TASK INSTRUCTIONS:
Could you find each line of the data below that contains the word "health" and copy those lines?

┌─ EXCERPTED DATA

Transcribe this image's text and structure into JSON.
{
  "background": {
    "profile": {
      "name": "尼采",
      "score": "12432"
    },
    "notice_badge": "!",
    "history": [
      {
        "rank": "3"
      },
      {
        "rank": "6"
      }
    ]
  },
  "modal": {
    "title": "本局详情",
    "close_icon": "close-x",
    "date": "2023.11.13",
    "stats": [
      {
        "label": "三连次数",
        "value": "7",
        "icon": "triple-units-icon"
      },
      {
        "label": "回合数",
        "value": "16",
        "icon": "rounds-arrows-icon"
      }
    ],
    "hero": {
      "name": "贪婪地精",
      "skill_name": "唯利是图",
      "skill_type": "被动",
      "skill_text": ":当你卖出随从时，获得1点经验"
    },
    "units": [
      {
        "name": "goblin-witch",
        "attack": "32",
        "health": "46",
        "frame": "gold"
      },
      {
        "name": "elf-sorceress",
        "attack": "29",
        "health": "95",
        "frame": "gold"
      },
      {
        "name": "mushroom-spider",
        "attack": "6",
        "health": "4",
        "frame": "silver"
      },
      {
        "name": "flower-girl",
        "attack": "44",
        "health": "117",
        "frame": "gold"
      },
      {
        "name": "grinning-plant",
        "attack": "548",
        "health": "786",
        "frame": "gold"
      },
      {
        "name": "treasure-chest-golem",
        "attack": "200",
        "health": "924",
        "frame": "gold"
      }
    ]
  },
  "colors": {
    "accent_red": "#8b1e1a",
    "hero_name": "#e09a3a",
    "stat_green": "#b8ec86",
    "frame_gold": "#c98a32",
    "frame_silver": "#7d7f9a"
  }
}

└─

TASK SOLUTION:
        "health": "46",
        "health": "95",
        "health": "4",
        "health": "117",
        "health": "786",
        "health": "924",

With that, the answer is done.